Published : 16 Oct 2020, 23:25
Updated : 17 Oct 2020, 01:24
Employment Minister Tuula Haatainen said the status of thousands of people who work in the food courier service will be affected by the Labour Council’s opinion.
The minister also assumed that the companies will now carry out an assessment in this regard, said a press release of the employment ministry.
“Although the opinions of the Labour Council are not binding, they nevertheless offer important guidelines. The status of thousands of people who work in the platform economy in Finland will be affected by the Council’s opinion. I assume that companies will now carry out this kind of assessment,” said Haatainen.
Earlier, the Labour Council issued two opinions concerning the legal status of food couriers working in the platform economy.
According to the Labour Council, the food couriers of the companies that were the subject of the request for opinions are considered employees and fall within the scope of application of the Working Hours Act.

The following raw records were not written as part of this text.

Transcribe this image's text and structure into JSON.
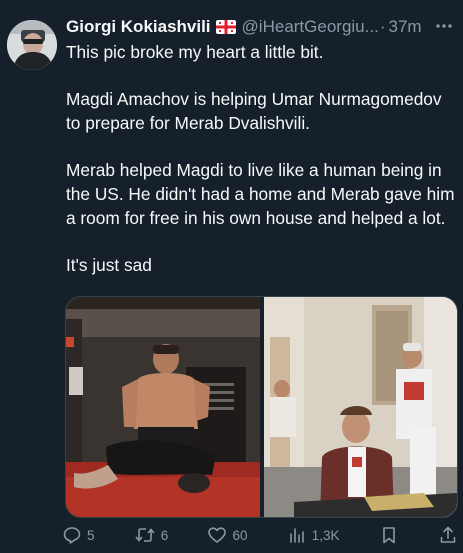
{
  "author": {
    "display_name": "Giorgi Kokiashvili",
    "flag_icon": "georgia-flag-emoji",
    "handle": "@iHeartGeorgiu...",
    "separator": "·",
    "timestamp": "37m"
  },
  "tweet": {
    "paragraphs": [
      "This pic broke my heart a little bit.",
      "Magdi Amachov is helping Umar Nurmagomedov to prepare for Merab Dvalishvili.",
      "Merab helped Magdi to live like a human being in the US. He didn't had a home and Merab gave him a room for free in his own house and helped a lot.",
      "It's just sad"
    ]
  },
  "media": {
    "images": [
      {
        "icon": "photo-gym-training"
      },
      {
        "icon": "photo-signing-table"
      }
    ]
  },
  "actions": {
    "reply_count": "5",
    "retweet_count": "6",
    "like_count": "60",
    "views_count": "1,3K"
  },
  "colors": {
    "background": "#15202b",
    "text": "#f7f9f9",
    "secondary": "#8b98a5",
    "border": "#38444d"
  }
}
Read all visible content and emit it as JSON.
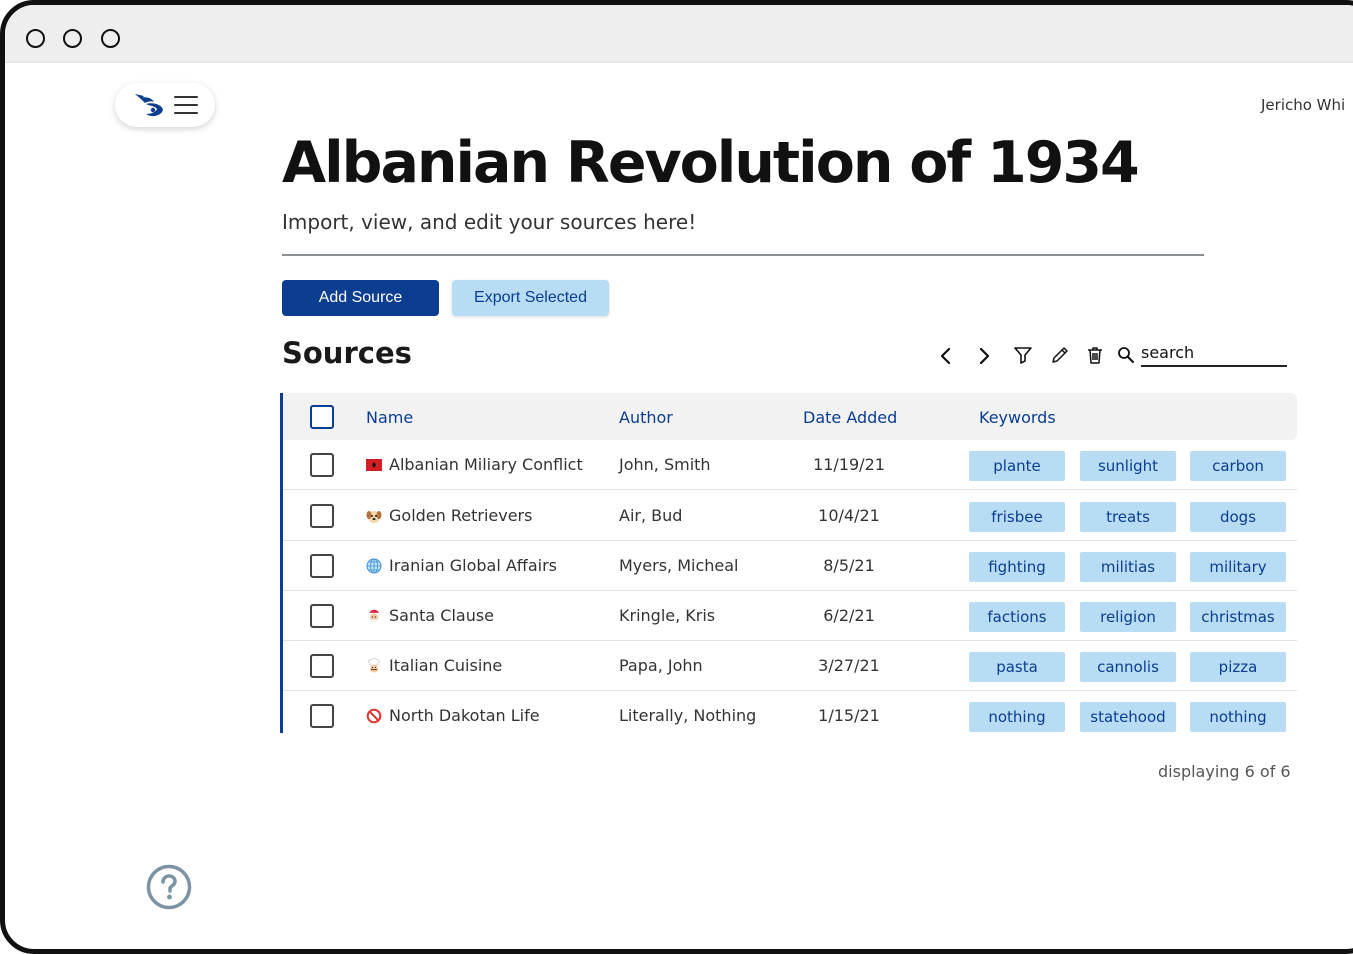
{
  "user": {
    "name": "Jericho Whi"
  },
  "header": {
    "title": "Albanian Revolution of 1934",
    "subtitle": "Import, view, and edit your sources here!"
  },
  "actions": {
    "add_source": "Add Source",
    "export_selected": "Export Selected"
  },
  "sources": {
    "title": "Sources",
    "search_placeholder": "search",
    "columns": [
      "Name",
      "Author",
      "Date Added",
      "Keywords"
    ],
    "rows": [
      {
        "icon": "albania-flag-icon",
        "name": "Albanian Miliary Conflict",
        "author": "John, Smith",
        "date": "11/19/21",
        "keywords": [
          "plante",
          "sunlight",
          "carbon"
        ]
      },
      {
        "icon": "dog-face-icon",
        "name": "Golden Retrievers",
        "author": "Air, Bud",
        "date": "10/4/21",
        "keywords": [
          "frisbee",
          "treats",
          "dogs"
        ]
      },
      {
        "icon": "globe-icon",
        "name": "Iranian Global Affairs",
        "author": "Myers, Micheal",
        "date": "8/5/21",
        "keywords": [
          "fighting",
          "militias",
          "military"
        ]
      },
      {
        "icon": "santa-icon",
        "name": "Santa Clause",
        "author": "Kringle, Kris",
        "date": "6/2/21",
        "keywords": [
          "factions",
          "religion",
          "christmas"
        ]
      },
      {
        "icon": "chef-icon",
        "name": "Italian Cuisine",
        "author": "Papa, John",
        "date": "3/27/21",
        "keywords": [
          "pasta",
          "cannolis",
          "pizza"
        ]
      },
      {
        "icon": "prohibited-icon",
        "name": "North Dakotan Life",
        "author": "Literally, Nothing",
        "date": "1/15/21",
        "keywords": [
          "nothing",
          "statehood",
          "nothing"
        ]
      }
    ],
    "display_count": "displaying 6 of 6"
  },
  "colors": {
    "primary": "#0b3d91",
    "tag_bg": "#b8dcf3",
    "header_bg": "#f2f2f2",
    "help": "#7c93a3"
  }
}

“In its Government Programme, the government committed itself to examining the need for legislative changes from the perspective of the transformation of work. The platform economy is at the heart of this work, and the Labour Council’s opinion will be taken into account in the preparation,” added the minister.
The Regional State Administrative Agency requested opinions from the Labour Council regarding the application of the Working Hours Act to food couriers of two companies. The key issue was whether a food courier should be considered an employee or an entrepreneur.
The companies have viewed food couriers as independent entrepreneurs who are not subject to employment legislation.
The Labour Council, on the other hand, considered that the characteristics of an employment relationship were fulfilled in the work of food couriers. The Labour Council voted on the decision with the employer organisations disagreeing.
So-called platform-based work utilises a digital platform maintained by a company, through which food couriers are informed of the need for delivery. The company recruits restaurants as users of its platform and food couriers for delivery services.
Meanwhile, Finnish-based food delivery service Wolt has said that wages and working conditions for couriers will be deteriorated, if they were to become employees of the company instead of staying freelance entrepreneurs, reported the national broadcaster Yle.
Wolt Co-Founder Juhani Mykkänen told Yle that changing the estimated 4,000 freelance 'partners into employee contracts would create a "really complicated situation".